* **ACTION ITEM**:
Copy out every entry precisely.
Start of Block
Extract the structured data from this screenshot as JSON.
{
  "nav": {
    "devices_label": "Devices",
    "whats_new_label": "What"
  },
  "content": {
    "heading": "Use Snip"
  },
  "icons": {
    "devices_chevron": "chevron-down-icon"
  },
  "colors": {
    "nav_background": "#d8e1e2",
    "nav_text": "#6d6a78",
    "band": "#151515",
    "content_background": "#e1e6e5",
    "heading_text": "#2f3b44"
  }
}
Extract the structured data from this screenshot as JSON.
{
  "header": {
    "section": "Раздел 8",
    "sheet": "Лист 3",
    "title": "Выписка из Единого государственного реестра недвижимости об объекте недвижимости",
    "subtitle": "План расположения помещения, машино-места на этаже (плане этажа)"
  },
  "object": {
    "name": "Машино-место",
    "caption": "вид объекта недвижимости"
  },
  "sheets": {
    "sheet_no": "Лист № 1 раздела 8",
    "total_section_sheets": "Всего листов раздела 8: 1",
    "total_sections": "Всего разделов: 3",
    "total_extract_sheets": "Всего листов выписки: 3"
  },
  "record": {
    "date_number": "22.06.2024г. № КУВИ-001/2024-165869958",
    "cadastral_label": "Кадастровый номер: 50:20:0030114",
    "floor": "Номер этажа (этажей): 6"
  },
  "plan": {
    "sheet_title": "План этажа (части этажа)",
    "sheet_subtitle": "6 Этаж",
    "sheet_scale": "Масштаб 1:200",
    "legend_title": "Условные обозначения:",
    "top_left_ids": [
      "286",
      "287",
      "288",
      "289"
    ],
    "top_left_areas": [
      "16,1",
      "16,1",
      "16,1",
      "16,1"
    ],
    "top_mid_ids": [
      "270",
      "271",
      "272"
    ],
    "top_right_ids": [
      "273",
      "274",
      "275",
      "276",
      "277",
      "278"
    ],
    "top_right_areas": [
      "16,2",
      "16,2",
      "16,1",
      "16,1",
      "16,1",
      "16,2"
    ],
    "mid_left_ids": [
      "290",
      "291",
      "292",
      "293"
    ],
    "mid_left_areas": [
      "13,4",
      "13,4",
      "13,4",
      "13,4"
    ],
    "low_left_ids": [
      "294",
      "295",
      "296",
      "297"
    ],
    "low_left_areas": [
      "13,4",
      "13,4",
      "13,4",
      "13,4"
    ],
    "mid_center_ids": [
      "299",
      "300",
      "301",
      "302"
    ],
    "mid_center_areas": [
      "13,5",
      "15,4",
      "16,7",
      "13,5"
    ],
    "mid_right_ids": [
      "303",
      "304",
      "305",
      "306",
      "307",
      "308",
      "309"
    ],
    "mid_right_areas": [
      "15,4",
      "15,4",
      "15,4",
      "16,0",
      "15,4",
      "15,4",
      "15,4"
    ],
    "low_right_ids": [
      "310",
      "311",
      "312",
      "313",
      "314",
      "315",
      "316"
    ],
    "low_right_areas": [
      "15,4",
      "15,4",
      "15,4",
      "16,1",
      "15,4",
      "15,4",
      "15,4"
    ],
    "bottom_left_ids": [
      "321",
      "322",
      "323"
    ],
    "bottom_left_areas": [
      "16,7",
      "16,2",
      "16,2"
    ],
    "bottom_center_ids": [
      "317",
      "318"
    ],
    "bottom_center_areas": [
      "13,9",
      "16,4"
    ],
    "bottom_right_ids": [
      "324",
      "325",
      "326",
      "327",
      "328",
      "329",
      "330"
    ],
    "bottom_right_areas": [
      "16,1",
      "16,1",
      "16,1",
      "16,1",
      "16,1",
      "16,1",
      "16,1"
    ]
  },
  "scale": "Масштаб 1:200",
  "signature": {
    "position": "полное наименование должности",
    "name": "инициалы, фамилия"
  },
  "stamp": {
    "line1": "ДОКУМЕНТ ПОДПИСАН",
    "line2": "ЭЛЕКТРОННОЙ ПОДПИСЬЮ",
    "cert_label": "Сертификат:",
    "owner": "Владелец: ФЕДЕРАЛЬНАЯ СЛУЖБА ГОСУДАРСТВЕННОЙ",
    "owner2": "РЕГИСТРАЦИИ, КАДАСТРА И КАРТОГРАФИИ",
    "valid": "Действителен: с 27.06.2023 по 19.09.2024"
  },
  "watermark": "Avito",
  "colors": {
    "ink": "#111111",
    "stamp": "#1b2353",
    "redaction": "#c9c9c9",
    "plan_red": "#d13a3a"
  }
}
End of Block
* **ANSWER FOR THE TASK**:
Extract the structured data from this screenshot as JSON.
{
  "nav": {
    "devices_label": "Devices",
    "whats_new_label": "What"
  },
  "content": {
    "heading": "Use Snip"
  },
  "icons": {
    "devices_chevron": "chevron-down-icon"
  },
  "colors": {
    "nav_background": "#d8e1e2",
    "nav_text": "#6d6a78",
    "band": "#151515",
    "content_background": "#e1e6e5",
    "heading_text": "#2f3b44"
  }
}
Extract the structured data from this screenshot as JSON.
{
  "header": {
    "section": "Раздел 8",
    "sheet": "Лист 3",
    "title": "Выписка из Единого государственного реестра недвижимости об объекте недвижимости",
    "subtitle": "План расположения помещения, машино-места на этаже (плане этажа)"
  },
  "object": {
    "name": "Машино-место",
    "caption": "вид объекта недвижимости"
  },
  "sheets": {
    "sheet_no": "Лист № 1 раздела 8",
    "total_section_sheets": "Всего листов раздела 8: 1",
    "total_sections": "Всего разделов: 3",
    "total_extract_sheets": "Всего листов выписки: 3"
  },
  "record": {
    "date_number": "22.06.2024г. № КУВИ-001/2024-165869958",
    "cadastral_label": "Кадастровый номер: 50:20:0030114",
    "floor": "Номер этажа (этажей): 6"
  },
  "plan": {
    "sheet_title": "План этажа (части этажа)",
    "sheet_subtitle": "6 Этаж",
    "sheet_scale": "Масштаб 1:200",
    "legend_title": "Условные обозначения:",
    "top_left_ids": [
      "286",
      "287",
      "288",
      "289"
    ],
    "top_left_areas": [
      "16,1",
      "16,1",
      "16,1",
      "16,1"
    ],
    "top_mid_ids": [
      "270",
      "271",
      "272"
    ],
    "top_right_ids": [
      "273",
      "274",
      "275",
      "276",
      "277",
      "278"
    ],
    "top_right_areas": [
      "16,2",
      "16,2",
      "16,1",
      "16,1",
      "16,1",
      "16,2"
    ],
    "mid_left_ids": [
      "290",
      "291",
      "292",
      "293"
    ],
    "mid_left_areas": [
      "13,4",
      "13,4",
      "13,4",
      "13,4"
    ],
    "low_left_ids": [
      "294",
      "295",
      "296",
      "297"
    ],
    "low_left_areas": [
      "13,4",
      "13,4",
      "13,4",
      "13,4"
    ],
    "mid_center_ids": [
      "299",
      "300",
      "301",
      "302"
    ],
    "mid_center_areas": [
      "13,5",
      "15,4",
      "16,7",
      "13,5"
    ],
    "mid_right_ids": [
      "303",
      "304",
      "305",
      "306",
      "307",
      "308",
      "309"
    ],
    "mid_right_areas": [
      "15,4",
      "15,4",
      "15,4",
      "16,0",
      "15,4",
      "15,4",
      "15,4"
    ],
    "low_right_ids": [
      "310",
      "311",
      "312",
      "313",
      "314",
      "315",
      "316"
    ],
    "low_right_areas": [
      "15,4",
      "15,4",
      "15,4",
      "16,1",
      "15,4",
      "15,4",
      "15,4"
    ],
    "bottom_left_ids": [
      "321",
      "322",
      "323"
    ],
    "bottom_left_areas": [
      "16,7",
      "16,2",
      "16,2"
    ],
    "bottom_center_ids": [
      "317",
      "318"
    ],
    "bottom_center_areas": [
      "13,9",
      "16,4"
    ],
    "bottom_right_ids": [
      "324",
      "325",
      "326",
      "327",
      "328",
      "329",
      "330"
    ],
    "bottom_right_areas": [
      "16,1",
      "16,1",
      "16,1",
      "16,1",
      "16,1",
      "16,1",
      "16,1"
    ]
  },
  "scale": "Масштаб 1:200",
  "signature": {
    "position": "полное наименование должности",
    "name": "инициалы, фамилия"
  },
  "stamp": {
    "line1": "ДОКУМЕНТ ПОДПИСАН",
    "line2": "ЭЛЕКТРОННОЙ ПОДПИСЬЮ",
    "cert_label": "Сертификат:",
    "owner": "Владелец: ФЕДЕРАЛЬНАЯ СЛУЖБА ГОСУДАРСТВЕННОЙ",
    "owner2": "РЕГИСТРАЦИИ, КАДАСТРА И КАРТОГРАФИИ",
    "valid": "Действителен: с 27.06.2023 по 19.09.2024"
  },
  "watermark": "Avito",
  "colors": {
    "ink": "#111111",
    "stamp": "#1b2353",
    "redaction": "#c9c9c9",
    "plan_red": "#d13a3a"
  }
}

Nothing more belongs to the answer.